CAMDEN — Future business leaders at Rutgers University–Camden are putting their management skills to use in the real world by planning fundraising projects for area non-profit organizations.
The “Organizational Behavior” course is giving more than 70 students practical experience while developing leadership skills they can use to serve the needs of the community.
“It allows the students to set goals and then see tangible results of all of their work,” says Oscar Holmes IV, an assistant professor of management at the Rutgers School of Business–Camden who is teaching the course. “What they’re learning goes beyond classroom work and the case studies and places them in a position of leadership in which they are the individuals planning and executing projects that they come up with on their own.”
The students are working in groups of six to raise money for 13 nonprofit groups including the Red Cross, the United Way of Camden, and UrbanPromise in Camden. The students say they have participated in charitable events in the past, but organizing one gave them a completely different perspective.
“True leadership lies in the ability to serve others and that is one of the major things we have learned from our experience with the American Cancer Society,” says Ololade Ajiboye, an accounting major from Nigeria whose group is helping to organize a Relay for Life event this year.
Katelyn Stickney, an accounting major from Mount Laurel, says her group is partnering with a local fitness center to raise money for Cathedral Kitchen in Camden through gym memberships.
“We are creating valuable relationships with leaders and it’s helping us work together as a group to ensure a project is successful,” she says.
For another project, students organized a bowling tournament to raise funds for the Boys and Girls Club of Camden County and were also responsible for securing sponsors and advertisers.
“The experience has taught me that management and leadership play important roles in the nonprofit sector, and my team and I are grateful for the opportunity to have a hand in supporting a great cause,” says Vincent Tassone, a finance major from Williamstown.
Holmes says he hopes the students learn and apply strategies for creating and sustaining effective management practices while making connections with nonprofit leaders and people in the community.

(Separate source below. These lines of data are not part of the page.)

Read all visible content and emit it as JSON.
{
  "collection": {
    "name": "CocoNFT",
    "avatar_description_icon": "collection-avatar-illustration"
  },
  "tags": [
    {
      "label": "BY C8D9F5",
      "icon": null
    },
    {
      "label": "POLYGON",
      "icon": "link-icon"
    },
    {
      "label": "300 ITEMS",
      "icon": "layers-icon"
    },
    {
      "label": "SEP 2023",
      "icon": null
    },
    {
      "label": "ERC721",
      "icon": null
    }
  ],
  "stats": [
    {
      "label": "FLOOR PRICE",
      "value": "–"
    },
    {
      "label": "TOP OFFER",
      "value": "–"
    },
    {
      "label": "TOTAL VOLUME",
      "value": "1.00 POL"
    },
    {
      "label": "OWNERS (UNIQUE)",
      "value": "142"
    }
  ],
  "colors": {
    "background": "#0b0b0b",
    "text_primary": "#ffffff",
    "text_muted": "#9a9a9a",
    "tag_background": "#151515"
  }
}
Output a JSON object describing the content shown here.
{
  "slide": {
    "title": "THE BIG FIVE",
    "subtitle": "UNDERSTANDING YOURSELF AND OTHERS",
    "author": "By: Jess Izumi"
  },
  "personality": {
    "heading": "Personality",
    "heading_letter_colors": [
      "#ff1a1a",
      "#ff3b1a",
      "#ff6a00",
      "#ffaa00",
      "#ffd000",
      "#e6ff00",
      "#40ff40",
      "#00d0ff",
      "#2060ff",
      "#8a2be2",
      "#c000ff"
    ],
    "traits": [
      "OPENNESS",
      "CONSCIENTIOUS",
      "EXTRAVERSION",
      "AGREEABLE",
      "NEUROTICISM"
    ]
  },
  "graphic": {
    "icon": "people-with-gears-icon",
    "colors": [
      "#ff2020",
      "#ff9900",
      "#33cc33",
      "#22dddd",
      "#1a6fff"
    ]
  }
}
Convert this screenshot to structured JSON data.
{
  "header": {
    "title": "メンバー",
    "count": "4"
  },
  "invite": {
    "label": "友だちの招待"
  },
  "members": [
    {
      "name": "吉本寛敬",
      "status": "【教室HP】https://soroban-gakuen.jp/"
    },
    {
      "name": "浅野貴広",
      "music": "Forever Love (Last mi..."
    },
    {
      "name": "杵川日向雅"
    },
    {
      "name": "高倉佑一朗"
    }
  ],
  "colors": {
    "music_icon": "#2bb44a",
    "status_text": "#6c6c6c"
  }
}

“I want this course to teach the students the importance of not only developing their own skills, but also meeting the needs of other people,” he says. “I want it to offer a glimpse of the nonprofit world so that students see it as a viable career path and how it impacts the community around them. I want them to be confident, well-rounded business leaders.”